Neil Armstrong has passed away. He’d not been well, having recently undergone heart surgery.
He was, of course, pretty much at the top of my list of boyhood heroes. And he was certainly the most reclusive of the Apollo veterans, famously avoiding the media spotlight. It’s been speculated that his quiet, taciturn personality was a big reason he landed on the short list of potential first moonwalkers.
In 1968, as they looked ahead to Apollo 8’s hail-mary flight around the Moon, NASA was also re-jiggering the entire program schedule. The landers were behind schedule and still needed to be test-flown in Earth orbit (Apollo 9). And there would have to be an all-up dress rehearsal in lunar orbit (Apollo 10), which did everything but land on the moon – even if they’d wanted to go for it, the LM Snoopy was too heavy.
All of this meant that if everything went well, Apollo 11 would be the first landing attempt. Deke Slayton’s methodology for selecting crews was notoriously secretive, but you’ve got to think NASA brass had more than a little influence over who was likely to be the first human being to step onto another world.
Being a civilian was important (he’d separated from the Navy years earlier), and his all-American Ohio farmboy roots probably didn’t hurt either. But I imagine his personality had a lot to do with it – they could be reasonably certain that Armstrong wouldn’t do anything to sully the mantle about to be placed upon him. He was quiet, circumspect, and most notably not a glory hound.

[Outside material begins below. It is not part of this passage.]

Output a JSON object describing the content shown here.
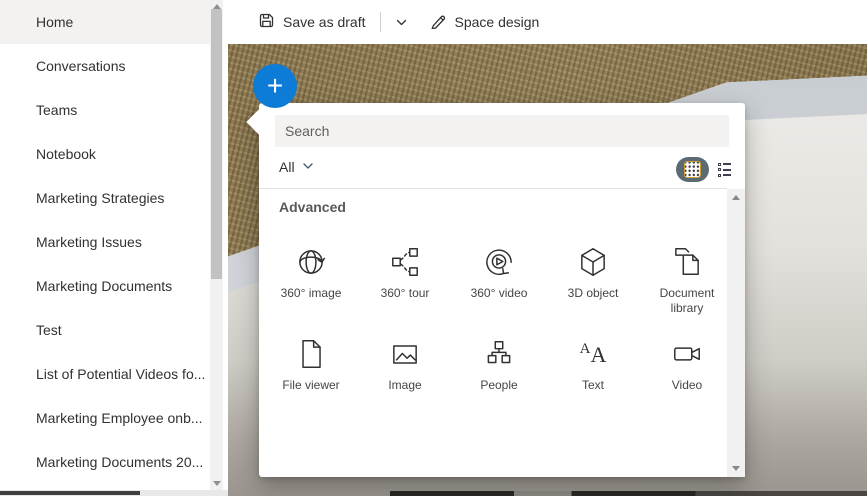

Not to mention the man had already demonstrated superior judgment and command ability. He’d already flown the X-15 hypersonic spaceplane as a NASA test pilot, and his first mission into orbit was as the commander of Gemini 8. This in itself spoke volumes about their confidence in him, as most of the Gemini missions were commanded by the “original 7” Mercury astronauts. Very few of the “new 9” selected for Gemini were given command slots on their first flight – I’m pretty sure that Frank Borman was the only other to fly his first mission from the left seat.
Gemini 8 was the first docking of two vehicles in orbit, and it very nearly ended in disaster. After docking with the Agena booster, a balky thruster sent the combined ships tumbling out of control in all three axes. That is, it was rolling, pitching, and spinning all at once.
This all started while they were out of comm range with Houston, which must have really raised the pucker factor in mission control when their guys emerged from blackout completely out of control.
Armstrong and his pilot, Dave Scott, detached from the Agena assuming the problem was with the booster. Turned out it wasn’t, and the loss of all that mass ahead of the nose only made the tumbling worse. In the end, they had to shut down the primary reaction-control jets and use the re-entry system to get it stabilized, which ended the flight early. One orbit later and they were splashing down in the South China Sea.
(Shameless Plug Alert: if this sounds familiar, it should. Gemini 8 was the inspiration for a similar event in Perigee.)
Considering this, it shouldn’t be surprising that a few years later on Apollo 11 he had the nerves-o-steel to fly the LM Eagle manually, after its computers overshot the programmed landing site and had them heading straight for a boulder field. Taking control, he hovered them on another kilometer or so and set down with about twenty seconds of propellant remaining.
So, back to the here and now. Being an Ohio transplant, I’ve had a couple of opportunities to visit the Neil Armstrong Air & Space Museum in his hometown of Wapokoneta, where the Gemini 8 capsule now resides.
He still lived outside Cincinnati, and it was nice to think that I might have run into him one day. Hey, weirder things have happened.
It’s sad to see him gone.
PS: The title of this post is a quote from Armstrong, spoken after undocking the lunar lander Eagle from the command module Columbia for their descent to the surface: “The Eagle has wings.” The rest is history.
One Reply to “The Eagle Has Wings”
You said, “…most of the Gemini missions were commanded by the “original 7″ Mercury astronauts. Very few of the “new 9″ selected for Gemini were given command slots on their first flight – I’m pretty sure that Frank Borman was the only other to fly his first mission from the left seat.”
In fact, only 3 of the 10 Gemini missions were commanded by Mercury veterans (3 – Grissom; 5 – Cooper; 6A – Schirra). The other 7 were all commanded by Group 2 astronauts, the first being Jim McDivitt on Gemini 4.